“Child “maltreatment” is defined as “violent or cruel treatment” and encompasses a variety of abuses including physical, sexual and emotional abuse and neglect.  Researchers reviewed nearly 5.7 million confirmed cases of maltreatment that were registered in the The National Child Abuse and Neglect Data System (NCANDS). This study found that approximately 80% of the child maltreatment cases involved neglect.”


Child advocate, blogger and children’s author “wanna-be” working to improve the world one child at a time. Join Ginger’s efforts via her website at www.gingerkadlec.com.


Be a Kid’s Hero…click for larger view…

Be a Kid’s Hero Daily…  Click on this website and subscribe to updates…  Quote from Ginger Kadlec…

“With an estimated 1 in 8 children victimized by maltreatment in the United States, child abuse is a problem of pandemic proportion.
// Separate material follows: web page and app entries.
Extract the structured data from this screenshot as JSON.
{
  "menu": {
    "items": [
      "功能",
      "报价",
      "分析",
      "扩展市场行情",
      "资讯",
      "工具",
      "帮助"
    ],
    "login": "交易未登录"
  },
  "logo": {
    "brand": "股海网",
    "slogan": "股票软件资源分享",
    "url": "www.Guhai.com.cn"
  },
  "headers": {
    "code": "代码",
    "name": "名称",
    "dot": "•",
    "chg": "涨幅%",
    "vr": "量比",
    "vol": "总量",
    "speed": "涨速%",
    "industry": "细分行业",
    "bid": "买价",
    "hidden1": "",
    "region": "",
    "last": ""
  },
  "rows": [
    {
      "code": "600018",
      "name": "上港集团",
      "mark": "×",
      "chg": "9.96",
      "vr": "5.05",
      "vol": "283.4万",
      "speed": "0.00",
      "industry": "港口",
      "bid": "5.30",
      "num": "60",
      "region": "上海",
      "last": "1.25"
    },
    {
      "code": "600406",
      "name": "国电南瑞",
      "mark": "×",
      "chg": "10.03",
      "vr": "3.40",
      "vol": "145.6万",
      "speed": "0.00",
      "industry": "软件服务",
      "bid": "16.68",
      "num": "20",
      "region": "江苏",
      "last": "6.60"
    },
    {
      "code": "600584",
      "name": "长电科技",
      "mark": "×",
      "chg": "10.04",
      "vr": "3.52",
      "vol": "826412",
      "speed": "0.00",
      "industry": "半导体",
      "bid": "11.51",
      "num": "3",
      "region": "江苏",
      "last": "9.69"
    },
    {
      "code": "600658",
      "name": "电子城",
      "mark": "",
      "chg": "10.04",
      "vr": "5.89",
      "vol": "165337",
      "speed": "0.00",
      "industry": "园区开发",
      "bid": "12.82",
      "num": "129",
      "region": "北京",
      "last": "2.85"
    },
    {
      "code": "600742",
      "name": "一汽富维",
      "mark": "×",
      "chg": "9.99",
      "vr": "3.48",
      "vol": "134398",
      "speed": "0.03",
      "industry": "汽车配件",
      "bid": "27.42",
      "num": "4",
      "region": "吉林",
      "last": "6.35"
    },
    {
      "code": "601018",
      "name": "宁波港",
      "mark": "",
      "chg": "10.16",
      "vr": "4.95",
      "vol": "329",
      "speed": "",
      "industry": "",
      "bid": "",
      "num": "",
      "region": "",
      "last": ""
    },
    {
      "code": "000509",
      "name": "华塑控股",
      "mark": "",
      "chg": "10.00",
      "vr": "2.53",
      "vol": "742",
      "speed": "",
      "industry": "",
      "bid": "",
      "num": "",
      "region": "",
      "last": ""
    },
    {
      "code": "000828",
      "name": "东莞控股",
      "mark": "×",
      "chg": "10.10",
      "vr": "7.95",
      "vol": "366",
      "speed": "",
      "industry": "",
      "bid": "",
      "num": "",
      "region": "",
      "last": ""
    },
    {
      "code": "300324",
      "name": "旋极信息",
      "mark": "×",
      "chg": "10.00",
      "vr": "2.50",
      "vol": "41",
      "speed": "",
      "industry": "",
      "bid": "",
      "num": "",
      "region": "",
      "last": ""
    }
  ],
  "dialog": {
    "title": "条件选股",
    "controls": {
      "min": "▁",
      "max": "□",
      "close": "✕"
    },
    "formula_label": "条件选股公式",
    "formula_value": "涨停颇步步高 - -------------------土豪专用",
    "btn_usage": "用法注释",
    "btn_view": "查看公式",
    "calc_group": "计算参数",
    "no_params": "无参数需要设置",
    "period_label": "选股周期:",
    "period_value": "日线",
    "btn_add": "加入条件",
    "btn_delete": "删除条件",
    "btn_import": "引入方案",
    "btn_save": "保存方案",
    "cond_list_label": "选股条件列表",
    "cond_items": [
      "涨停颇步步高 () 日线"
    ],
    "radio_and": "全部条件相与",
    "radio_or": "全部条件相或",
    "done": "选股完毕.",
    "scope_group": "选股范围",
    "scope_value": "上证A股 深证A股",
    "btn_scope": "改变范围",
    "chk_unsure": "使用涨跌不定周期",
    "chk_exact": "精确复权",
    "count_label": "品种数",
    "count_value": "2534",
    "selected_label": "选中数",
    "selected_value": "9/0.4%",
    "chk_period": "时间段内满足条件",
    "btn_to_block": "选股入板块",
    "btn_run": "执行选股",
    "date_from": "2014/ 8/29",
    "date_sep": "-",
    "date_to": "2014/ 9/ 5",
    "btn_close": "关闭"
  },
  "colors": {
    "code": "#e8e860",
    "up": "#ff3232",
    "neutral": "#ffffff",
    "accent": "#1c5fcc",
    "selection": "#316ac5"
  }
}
While it can be a difficult subject to discuss, we must address the issue of child abuse head-on to ensure the safety of little ones who entrust their very lives to the big people around them.”


Ginger Kadlec is one of my favorite heroes!  She is by any measure an example of “Be a Kid’s Hero Daily.”  Ginger and I became friends a couple of years ago and collaborated on an article, The War Within: PTSD, (click highlighted text) that remains very popular to this day…  Ginger and I stay in touch on a regular basis.  She gave me great encouragement and helped me on my own journey of healing following the publication of Reconciliation: A Son’s Story in November 2011.

I refer to my life as a child as the “too terrible to remember 1950’s and early 1960’s.  It took me most of my adult life to forgive my parents and the toxic life we lived while growing up.  Forgiveness was absolutely critical to healing from child abuse and emotional neglect during my early years as a kid and young adult.  My father suffered terribly as a victim of severe trauma from hard combat during all of WWII and deployment during the Korean War as well.  My mother developed severe symptoms of secondary PTSD from her own Depression Era childhood, and as a military spouse and mother from the “Greatest Generation.”  Dad passed away in 1998 and lived a relatively peaceful life during his last years following a regimen of mental health treatments.  Mother is turning 96 this September and still has flashbacks from those post WWII years as a caregiver for my father.  We siblings carried the emotional baggage of PTSD forward as well, which we now know as the intergenerational effect and impact of living in a toxic home where love and kindness is almost non-existent.  PTSD hangs on like bad genes if not treated effectively or if the trauma victim is in denial….

I enjoy peace of mind these days as a senior citizen.  No longer are the bad dreams, the constant anxiety, depression, and ache in my heart, including physical pain.  No child should have to live with toxic circumstances at home, at play, or in school…never!  I spend my life in retirement making a difference for kids in my work with Neighbors for Kids in Depoe Bay, Oregon.  My life now is a blessing and a journey of healing, but still a work in progress.  Kids or adults who suffer from severe trauma often live with PTSD symptoms for a lifetime…the pain never leaves your heart and mind…but alternative treatment strategies keep my feet on the ground.  I am also blessed with an amazing spouse, family members, and great friends who help keep me focused on the love and kindness I so desperately needed as a kid, and didn’t discover until later in life…

Steve Sparks, Author, Reconciliation: A Son’s Story and My Journey of Healing in Life After Trauma, Part 1… Click highlighted text for my author page…